An Emergency Room Nurse’s Perspective

Alcohol Awareness and the Dangers of Drinking and Driving

by Bret Freeman, RN,CEN
Trauma Coordinator, Hunt Regional Medical Center at Greenville

Every day in the emergency department, emergency nurses witness the tragic effects of preventable motor vehicle injuries and the impact they have on patients and their families. As emergency room nurses, we see people losing their families and loved ones to a wrong choice that someone has made. Wives lose their husbands, sisters lose their brothers, and best friends are lost due to wrong choices. How painful it is to see a young sister losing her older sister, the bond that was once so strong now torn apart.

One of the most difficult things an emergency room nurse must deal with is the anguish the parents go through when they see their child die. Imagine for a moment how your family would feel seeing you in the Emergency Room, blood stained, with breathing tubes, and having suffered trauma beyond all belief, after you have taken your last breath of life?

So what is the solution? The solution is people making the right choices and not putting themselves in predicaments such as these. Injury prevention programs, such as Shattered Dreams, have had an enormous impact on our community over the years. They continue their aim towards reducing alcohol-related motor vehicle collisions and automobile pedestrian injuries.

Many nurses in our community are members of the Emergency Nurses Association. The Emergency Nurses Association supports injury prevention in many areas. Alcohol awareness with teenagers is a big issue especially during the holidays and graduation. Alcohol-related crashes are preventable and have decreased among teens over the last few years. They still remain a primary focus of injury prevention in our community and the Hunt County area.

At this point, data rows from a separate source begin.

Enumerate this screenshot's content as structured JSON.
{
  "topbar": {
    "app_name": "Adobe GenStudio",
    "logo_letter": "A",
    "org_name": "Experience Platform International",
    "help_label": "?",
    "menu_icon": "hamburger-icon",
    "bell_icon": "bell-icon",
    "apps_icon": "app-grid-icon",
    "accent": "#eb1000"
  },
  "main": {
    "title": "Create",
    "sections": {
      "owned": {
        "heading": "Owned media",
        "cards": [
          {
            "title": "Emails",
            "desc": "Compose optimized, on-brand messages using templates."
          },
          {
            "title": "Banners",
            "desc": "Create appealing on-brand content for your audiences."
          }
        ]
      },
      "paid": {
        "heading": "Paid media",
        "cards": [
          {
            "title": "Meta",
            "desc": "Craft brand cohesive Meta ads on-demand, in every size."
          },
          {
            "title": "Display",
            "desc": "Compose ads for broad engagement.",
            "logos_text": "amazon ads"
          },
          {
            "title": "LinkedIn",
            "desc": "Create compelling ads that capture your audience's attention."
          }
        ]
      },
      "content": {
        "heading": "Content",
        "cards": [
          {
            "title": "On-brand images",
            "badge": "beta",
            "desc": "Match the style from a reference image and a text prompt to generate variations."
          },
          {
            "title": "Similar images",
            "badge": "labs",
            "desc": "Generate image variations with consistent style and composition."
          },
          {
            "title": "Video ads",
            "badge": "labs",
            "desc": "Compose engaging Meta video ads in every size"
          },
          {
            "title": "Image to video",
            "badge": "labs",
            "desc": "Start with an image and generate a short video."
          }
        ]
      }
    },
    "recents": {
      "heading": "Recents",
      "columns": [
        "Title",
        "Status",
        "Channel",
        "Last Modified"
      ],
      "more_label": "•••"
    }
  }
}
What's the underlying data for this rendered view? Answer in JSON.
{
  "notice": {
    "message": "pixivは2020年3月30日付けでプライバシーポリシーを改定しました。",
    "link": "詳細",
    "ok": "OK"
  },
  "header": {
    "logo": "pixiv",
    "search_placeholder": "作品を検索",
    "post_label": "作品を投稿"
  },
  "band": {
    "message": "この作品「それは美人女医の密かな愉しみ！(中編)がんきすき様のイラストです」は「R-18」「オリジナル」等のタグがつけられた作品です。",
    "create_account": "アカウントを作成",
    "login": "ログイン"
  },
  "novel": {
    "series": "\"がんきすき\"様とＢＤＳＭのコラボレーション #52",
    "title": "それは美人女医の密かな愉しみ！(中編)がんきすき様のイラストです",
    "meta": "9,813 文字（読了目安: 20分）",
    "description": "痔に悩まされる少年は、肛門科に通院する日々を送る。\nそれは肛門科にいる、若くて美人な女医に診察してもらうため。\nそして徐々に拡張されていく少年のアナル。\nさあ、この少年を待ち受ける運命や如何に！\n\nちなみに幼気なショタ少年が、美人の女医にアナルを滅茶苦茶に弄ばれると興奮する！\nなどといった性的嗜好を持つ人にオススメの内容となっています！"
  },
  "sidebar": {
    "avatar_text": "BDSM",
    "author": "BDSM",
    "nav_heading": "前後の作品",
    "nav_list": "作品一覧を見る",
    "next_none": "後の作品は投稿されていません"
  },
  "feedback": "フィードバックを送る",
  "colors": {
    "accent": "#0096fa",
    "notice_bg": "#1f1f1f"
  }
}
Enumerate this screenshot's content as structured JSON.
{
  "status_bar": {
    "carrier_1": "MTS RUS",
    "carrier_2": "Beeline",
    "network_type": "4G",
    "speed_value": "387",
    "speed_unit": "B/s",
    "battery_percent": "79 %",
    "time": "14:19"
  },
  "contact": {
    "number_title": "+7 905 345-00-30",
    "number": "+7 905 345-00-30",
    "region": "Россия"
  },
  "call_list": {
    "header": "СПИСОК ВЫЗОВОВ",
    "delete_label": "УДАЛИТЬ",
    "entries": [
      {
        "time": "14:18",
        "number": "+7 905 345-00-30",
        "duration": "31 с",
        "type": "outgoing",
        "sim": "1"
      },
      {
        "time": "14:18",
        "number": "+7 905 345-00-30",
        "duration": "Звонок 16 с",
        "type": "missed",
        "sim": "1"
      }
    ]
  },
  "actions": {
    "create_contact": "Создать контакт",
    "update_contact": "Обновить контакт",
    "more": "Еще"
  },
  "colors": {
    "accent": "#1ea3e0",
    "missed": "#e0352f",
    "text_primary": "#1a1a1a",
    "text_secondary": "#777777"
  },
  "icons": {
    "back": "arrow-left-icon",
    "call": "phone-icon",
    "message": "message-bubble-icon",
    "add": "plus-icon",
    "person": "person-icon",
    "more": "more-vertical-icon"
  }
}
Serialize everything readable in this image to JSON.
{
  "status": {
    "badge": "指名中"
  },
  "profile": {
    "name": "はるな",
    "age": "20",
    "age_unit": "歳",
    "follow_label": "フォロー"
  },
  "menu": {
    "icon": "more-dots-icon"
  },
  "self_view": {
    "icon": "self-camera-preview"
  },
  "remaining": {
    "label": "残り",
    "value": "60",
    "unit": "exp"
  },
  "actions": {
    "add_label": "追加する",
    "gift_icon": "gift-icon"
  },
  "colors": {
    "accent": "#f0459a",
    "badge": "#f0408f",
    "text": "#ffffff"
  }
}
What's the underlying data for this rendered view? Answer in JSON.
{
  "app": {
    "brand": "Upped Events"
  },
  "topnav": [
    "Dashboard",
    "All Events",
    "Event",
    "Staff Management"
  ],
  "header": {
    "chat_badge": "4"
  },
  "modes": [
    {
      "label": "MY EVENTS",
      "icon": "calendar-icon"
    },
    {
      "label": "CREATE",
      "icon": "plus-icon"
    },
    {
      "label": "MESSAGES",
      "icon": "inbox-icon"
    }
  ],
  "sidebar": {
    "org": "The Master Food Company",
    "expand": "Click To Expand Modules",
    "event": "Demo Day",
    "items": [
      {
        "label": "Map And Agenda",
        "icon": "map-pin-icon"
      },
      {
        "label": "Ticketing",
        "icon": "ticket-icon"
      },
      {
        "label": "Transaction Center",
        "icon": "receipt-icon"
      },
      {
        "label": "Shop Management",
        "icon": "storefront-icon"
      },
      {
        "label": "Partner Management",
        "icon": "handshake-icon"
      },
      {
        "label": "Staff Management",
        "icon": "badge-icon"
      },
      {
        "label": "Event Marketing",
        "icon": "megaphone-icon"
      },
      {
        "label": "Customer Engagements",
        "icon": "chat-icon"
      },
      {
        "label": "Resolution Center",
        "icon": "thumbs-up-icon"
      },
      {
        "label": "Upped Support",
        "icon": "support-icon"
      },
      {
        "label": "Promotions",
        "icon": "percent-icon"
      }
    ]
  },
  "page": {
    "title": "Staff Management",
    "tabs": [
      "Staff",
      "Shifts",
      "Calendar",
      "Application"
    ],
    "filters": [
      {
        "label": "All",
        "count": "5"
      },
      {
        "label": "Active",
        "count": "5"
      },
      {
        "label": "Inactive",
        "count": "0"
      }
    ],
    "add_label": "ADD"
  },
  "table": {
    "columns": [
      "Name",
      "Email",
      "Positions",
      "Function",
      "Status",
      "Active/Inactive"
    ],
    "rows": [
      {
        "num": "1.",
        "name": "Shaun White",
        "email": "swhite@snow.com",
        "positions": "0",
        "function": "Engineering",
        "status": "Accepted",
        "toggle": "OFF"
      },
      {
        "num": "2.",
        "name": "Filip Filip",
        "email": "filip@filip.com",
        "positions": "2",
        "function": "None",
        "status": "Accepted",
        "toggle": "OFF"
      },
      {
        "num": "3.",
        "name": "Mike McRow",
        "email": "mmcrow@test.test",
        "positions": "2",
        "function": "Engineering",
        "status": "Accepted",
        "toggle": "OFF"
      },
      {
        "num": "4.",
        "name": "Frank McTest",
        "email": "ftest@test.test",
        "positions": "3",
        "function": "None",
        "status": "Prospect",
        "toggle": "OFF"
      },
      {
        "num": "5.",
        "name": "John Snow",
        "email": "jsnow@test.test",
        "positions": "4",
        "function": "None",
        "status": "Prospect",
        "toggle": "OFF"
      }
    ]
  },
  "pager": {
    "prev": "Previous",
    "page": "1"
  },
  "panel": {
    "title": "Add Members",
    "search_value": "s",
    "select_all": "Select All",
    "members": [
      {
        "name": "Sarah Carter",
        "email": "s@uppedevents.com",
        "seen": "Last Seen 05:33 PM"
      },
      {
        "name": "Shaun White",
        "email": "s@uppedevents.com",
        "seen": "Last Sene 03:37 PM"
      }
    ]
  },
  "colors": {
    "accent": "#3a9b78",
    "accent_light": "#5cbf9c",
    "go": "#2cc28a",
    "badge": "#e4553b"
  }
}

Alcohol-related crashes, injuries, and fatalities are not accidents. The choice is made to drink or use drugs and then get behind the wheel of a vehicle. In 2002, 42,815 people were killed in 6,316,000 police-reported motor vehicle crashes. Of those, 17,419 people were killed in alcohol-related crashes – an average of one alcohol-related fatality every 30 minutes.

Motor vehicle crashes are the leading cause of death for 15 to 20 year olds. In 2002, 24% of these young drivers who were killed in crashes were intoxicated, a decrease of 7% between 1992 and 2002. For these drivers, alcohol involvement is higher among males than females. In 2002, 27% of the young male drivers involved in fatal crashes had been drinking at the time of the crash, compared with 11% of the young female drivers involved in fatal crashes.

Many children under the age of 14 who are killed in alcohol-related crashes are passengers riding with a drunk driver, rather than passengers in vehicles hit by drunk drivers. The more alcohol consumed by the driver, the less likely child passengers will be restrained.

Since 1990, the alcohol-related fatality rate for youth dropped from 16 to 10 deaths per 100,000 young people. However, youth still are over-represented in both alcohol and non-alcohol related fatalities, compared with the rates for adults.

Emergency nurses not only treat the injured patient, but they also are very concerned with injury prevention. Prevention is the only cure for trauma. We have to stress to teens that they can make the right choice when it comes to risk-taking behavior. The Emergency Nurses Association supports the following prevention tips:

1. Never drink and drive. Even one drink can cause impairment.
2. Never ride with anyone who has been drinking.
3. Always appoint a designated driver.
4. Always wear a safety belt and make sure all child passengers are properly restrained.
5. Do not mix alcohol with any drug or medication.
6. Do not binge drink (more than 4 to 5 alcoholic drinks in a row).
7. If someone passes out from drinking excessively, call 911 immediately or take them to a hospital.
8. Do not leave a person who is intoxicated alone. Carefully monitor his/her breathing. If breathing stops, administer CPR or take them to the nearest hospital emergency room.
9. Drive defensively.
10. Avoid driving when fatigued as your reactions are slowed and judgment is impaired.
11. Use four-lane highways whenever possible.
12. Avoid rural roads whenever possible.
13. Avoid traffic after midnight, especially on Fridays and Saturdays.

As the holidays approach, make the right choices for you and your family.



EMERGENCY NURSES ASSOCIATION (n.d.). Alcohol Awareness Fact Sheet. Retrieved December 19, 2005 from , Web site:

EMERGENCY NURSES ASSOCIATION (2002). Alcohol Awareness and the Dangers of Drinking and Driving. Dare to Care 2002 Presentation, CD-ROM.